▶ DATA EXTRACTS
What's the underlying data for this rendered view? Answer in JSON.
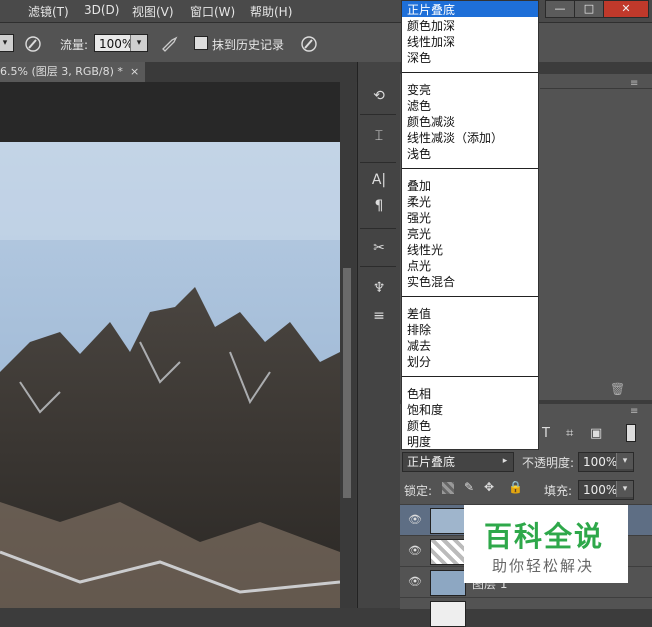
{
  "menubar": {
    "items": [
      "滤镜(T)",
      "3D(D)",
      "视图(V)",
      "窗口(W)",
      "帮助(H)"
    ],
    "window_buttons": [
      "—",
      "□",
      "✕"
    ]
  },
  "options": {
    "flow_label": "流量:",
    "flow_value": "100%",
    "history_label": "抹到历史记录"
  },
  "document": {
    "tab_title": "6.5% (图层 3, RGB/8) *",
    "close": "×"
  },
  "blend_dropdown": {
    "selected": "正片叠底",
    "groups": [
      [
        "正片叠底",
        "颜色加深",
        "线性加深",
        "深色"
      ],
      [
        "变亮",
        "滤色",
        "颜色减淡",
        "线性减淡（添加）",
        "浅色"
      ],
      [
        "叠加",
        "柔光",
        "强光",
        "亮光",
        "线性光",
        "点光",
        "实色混合"
      ],
      [
        "差值",
        "排除",
        "减去",
        "划分"
      ],
      [
        "色相",
        "饱和度",
        "颜色",
        "明度"
      ]
    ]
  },
  "layers": {
    "blend_value": "正片叠底",
    "opacity_label": "不透明度:",
    "opacity_value": "100%",
    "lock_label": "锁定:",
    "fill_label": "填充:",
    "fill_value": "100%",
    "layer3_name": "图层 1"
  },
  "watermark": {
    "title": "百科全说",
    "subtitle": "助你轻松解决"
  },
  "colors": {
    "selected_bg": "#1e6fd8",
    "watermark_green": "#2ea84a"
  },
  "icons": {
    "brush": "brush-icon",
    "airbrush": "airbrush-icon",
    "tablet": "tablet-pressure-icon"
  }
}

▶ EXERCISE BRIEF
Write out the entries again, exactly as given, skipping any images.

▶ REPLY TO THE TASK
What's the underlying data for this rendered view? Answer in JSON.
{
  "menubar": {
    "items": [
      "滤镜(T)",
      "3D(D)",
      "视图(V)",
      "窗口(W)",
      "帮助(H)"
    ],
    "window_buttons": [
      "—",
      "□",
      "✕"
    ]
  },
  "options": {
    "flow_label": "流量:",
    "flow_value": "100%",
    "history_label": "抹到历史记录"
  },
  "document": {
    "tab_title": "6.5% (图层 3, RGB/8) *",
    "close": "×"
  },
  "blend_dropdown": {
    "selected": "正片叠底",
    "groups": [
      [
        "正片叠底",
        "颜色加深",
        "线性加深",
        "深色"
      ],
      [
        "变亮",
        "滤色",
        "颜色减淡",
        "线性减淡（添加）",
        "浅色"
      ],
      [
        "叠加",
        "柔光",
        "强光",
        "亮光",
        "线性光",
        "点光",
        "实色混合"
      ],
      [
        "差值",
        "排除",
        "减去",
        "划分"
      ],
      [
        "色相",
        "饱和度",
        "颜色",
        "明度"
      ]
    ]
  },
  "layers": {
    "blend_value": "正片叠底",
    "opacity_label": "不透明度:",
    "opacity_value": "100%",
    "lock_label": "锁定:",
    "fill_label": "填充:",
    "fill_value": "100%",
    "layer3_name": "图层 1"
  },
  "watermark": {
    "title": "百科全说",
    "subtitle": "助你轻松解决"
  },
  "colors": {
    "selected_bg": "#1e6fd8",
    "watermark_green": "#2ea84a"
  },
  "icons": {
    "brush": "brush-icon",
    "airbrush": "airbrush-icon",
    "tablet": "tablet-pressure-icon"
  }
}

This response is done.